AIM OF THE EXERCISE - Locate the string "name" in the listing below. Copy every line where it is found.

WORKING DATA -
* * * * * * * * *

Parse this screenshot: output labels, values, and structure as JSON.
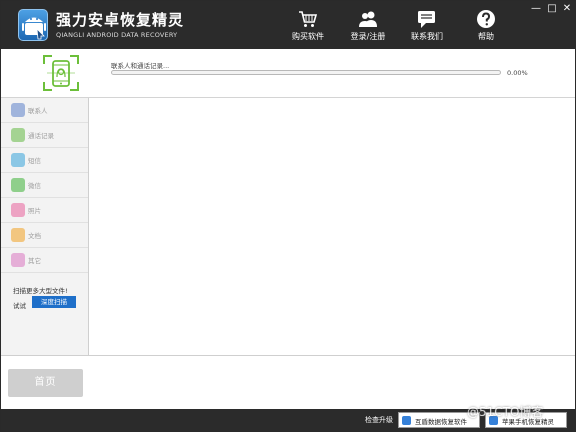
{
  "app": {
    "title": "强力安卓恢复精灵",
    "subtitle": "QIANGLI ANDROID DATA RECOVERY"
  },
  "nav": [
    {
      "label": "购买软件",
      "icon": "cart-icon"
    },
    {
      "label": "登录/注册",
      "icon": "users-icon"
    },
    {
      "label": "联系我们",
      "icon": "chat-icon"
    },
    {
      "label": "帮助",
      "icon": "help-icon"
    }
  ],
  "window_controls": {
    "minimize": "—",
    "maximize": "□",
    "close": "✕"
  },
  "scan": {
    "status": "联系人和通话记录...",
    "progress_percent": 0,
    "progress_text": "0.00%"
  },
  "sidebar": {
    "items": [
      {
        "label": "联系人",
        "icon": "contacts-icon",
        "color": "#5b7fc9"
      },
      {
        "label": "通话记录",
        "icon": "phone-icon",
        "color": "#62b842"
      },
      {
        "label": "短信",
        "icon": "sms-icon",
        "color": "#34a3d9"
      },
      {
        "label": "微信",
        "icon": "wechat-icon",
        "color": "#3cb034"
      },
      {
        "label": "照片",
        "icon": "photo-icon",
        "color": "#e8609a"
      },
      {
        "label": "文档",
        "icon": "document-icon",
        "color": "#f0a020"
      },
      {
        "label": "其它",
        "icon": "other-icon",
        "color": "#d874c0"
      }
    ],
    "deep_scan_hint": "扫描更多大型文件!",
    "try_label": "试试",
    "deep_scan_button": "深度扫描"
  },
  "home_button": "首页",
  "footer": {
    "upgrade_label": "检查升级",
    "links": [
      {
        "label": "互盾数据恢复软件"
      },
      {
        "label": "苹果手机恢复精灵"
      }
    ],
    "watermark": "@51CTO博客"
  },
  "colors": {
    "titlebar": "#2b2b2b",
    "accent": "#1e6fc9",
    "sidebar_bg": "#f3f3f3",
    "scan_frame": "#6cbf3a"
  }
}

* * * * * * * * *

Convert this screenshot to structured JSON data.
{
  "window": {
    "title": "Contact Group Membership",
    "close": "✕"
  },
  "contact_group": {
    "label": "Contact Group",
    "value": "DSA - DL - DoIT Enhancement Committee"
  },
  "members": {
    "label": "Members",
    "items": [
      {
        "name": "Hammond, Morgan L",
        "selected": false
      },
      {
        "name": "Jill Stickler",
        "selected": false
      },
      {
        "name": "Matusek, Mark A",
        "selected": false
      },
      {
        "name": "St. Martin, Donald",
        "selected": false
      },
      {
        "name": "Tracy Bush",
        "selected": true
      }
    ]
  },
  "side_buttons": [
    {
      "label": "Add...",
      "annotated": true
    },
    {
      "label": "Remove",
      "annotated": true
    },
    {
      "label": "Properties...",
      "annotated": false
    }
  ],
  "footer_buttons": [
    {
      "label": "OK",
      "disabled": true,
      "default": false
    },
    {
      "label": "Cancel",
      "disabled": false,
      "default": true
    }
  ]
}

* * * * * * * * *

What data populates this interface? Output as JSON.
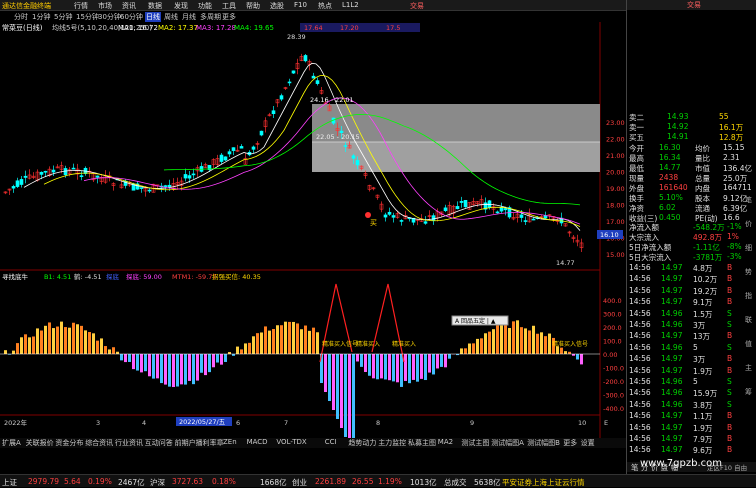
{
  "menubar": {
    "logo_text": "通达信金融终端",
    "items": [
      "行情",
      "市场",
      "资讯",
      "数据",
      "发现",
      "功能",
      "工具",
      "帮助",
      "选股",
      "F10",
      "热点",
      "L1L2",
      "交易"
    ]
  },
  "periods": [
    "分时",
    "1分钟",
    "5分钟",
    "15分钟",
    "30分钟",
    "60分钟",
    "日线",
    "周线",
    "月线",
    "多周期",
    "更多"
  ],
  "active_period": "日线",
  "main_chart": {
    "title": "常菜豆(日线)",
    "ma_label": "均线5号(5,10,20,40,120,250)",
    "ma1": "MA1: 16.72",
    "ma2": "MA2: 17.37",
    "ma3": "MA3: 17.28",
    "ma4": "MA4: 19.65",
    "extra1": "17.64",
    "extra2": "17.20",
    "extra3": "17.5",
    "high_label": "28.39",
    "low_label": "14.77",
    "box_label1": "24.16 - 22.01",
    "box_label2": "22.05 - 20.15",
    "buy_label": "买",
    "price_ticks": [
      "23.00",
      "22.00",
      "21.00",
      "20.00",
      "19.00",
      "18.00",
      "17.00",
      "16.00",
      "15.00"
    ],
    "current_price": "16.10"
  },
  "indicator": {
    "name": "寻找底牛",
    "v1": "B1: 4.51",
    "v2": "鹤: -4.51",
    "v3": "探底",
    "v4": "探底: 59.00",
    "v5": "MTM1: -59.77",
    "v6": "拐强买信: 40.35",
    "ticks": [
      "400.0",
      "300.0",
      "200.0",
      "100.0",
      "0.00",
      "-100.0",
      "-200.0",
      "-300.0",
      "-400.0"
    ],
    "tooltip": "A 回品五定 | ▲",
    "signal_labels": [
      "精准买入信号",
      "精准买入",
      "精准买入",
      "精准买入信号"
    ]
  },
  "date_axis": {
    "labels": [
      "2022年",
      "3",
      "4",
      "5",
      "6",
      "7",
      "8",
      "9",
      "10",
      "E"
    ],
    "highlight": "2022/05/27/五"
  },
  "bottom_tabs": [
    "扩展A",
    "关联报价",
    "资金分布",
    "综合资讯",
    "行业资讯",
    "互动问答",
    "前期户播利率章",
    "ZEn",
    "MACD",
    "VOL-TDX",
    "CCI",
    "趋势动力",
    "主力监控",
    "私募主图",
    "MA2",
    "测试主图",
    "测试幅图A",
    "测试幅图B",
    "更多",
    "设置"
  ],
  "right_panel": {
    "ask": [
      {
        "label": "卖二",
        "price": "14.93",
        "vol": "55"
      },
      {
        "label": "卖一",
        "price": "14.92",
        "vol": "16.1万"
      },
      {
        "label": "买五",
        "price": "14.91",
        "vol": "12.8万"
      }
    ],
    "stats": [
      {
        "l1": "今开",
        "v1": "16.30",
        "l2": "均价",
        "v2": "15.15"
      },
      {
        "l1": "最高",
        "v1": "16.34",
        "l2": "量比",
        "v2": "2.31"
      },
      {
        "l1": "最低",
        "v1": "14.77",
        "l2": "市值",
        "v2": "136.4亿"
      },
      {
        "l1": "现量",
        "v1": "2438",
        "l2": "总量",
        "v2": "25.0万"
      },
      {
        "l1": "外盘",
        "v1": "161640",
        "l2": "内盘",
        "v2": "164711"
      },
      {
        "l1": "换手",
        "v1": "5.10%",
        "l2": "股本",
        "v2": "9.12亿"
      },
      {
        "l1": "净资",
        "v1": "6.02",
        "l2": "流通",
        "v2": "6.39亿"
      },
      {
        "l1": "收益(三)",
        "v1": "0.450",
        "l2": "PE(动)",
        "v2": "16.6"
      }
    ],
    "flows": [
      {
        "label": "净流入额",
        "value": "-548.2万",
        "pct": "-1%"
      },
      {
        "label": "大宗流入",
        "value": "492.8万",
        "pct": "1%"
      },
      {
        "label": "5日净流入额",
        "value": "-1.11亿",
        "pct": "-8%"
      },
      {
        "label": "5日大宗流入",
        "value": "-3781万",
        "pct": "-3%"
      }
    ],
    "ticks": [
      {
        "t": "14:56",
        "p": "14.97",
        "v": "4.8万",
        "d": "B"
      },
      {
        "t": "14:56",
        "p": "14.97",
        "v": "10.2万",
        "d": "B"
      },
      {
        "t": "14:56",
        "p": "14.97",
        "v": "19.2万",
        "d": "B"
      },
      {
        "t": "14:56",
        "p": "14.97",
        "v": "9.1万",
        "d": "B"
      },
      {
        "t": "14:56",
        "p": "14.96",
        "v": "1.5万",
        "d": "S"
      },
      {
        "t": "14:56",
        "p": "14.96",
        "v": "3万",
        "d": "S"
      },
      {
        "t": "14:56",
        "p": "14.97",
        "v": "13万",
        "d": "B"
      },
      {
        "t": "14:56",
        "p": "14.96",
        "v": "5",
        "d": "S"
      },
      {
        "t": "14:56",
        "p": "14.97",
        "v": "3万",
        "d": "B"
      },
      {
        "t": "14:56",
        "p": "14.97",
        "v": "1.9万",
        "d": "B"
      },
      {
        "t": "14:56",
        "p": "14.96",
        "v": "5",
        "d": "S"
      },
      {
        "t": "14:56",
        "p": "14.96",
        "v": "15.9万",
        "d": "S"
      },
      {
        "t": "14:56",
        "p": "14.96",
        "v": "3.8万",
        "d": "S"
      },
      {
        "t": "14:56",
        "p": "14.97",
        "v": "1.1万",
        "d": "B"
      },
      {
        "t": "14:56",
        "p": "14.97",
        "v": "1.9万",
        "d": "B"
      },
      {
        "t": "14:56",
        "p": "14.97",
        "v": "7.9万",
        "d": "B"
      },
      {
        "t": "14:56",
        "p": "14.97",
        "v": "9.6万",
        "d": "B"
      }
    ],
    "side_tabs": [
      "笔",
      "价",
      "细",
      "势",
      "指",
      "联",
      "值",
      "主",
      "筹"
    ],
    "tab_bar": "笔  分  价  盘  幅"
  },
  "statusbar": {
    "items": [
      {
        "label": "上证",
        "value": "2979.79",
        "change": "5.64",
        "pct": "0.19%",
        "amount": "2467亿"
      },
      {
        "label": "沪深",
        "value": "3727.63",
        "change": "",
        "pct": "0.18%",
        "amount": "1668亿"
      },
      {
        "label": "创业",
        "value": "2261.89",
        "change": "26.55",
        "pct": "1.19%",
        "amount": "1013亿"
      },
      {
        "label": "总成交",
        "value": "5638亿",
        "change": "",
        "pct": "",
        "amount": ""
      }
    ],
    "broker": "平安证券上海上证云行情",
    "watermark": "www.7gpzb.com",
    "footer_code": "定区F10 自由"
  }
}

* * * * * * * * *

RESPONSE TO THIS EXERCISE -
        "name": "Hammond, Morgan L",
        "name": "Jill Stickler",
        "name": "Matusek, Mark A",
        "name": "St. Martin, Donald",
        "name": "Tracy Bush",
    "name": "寻找底牛",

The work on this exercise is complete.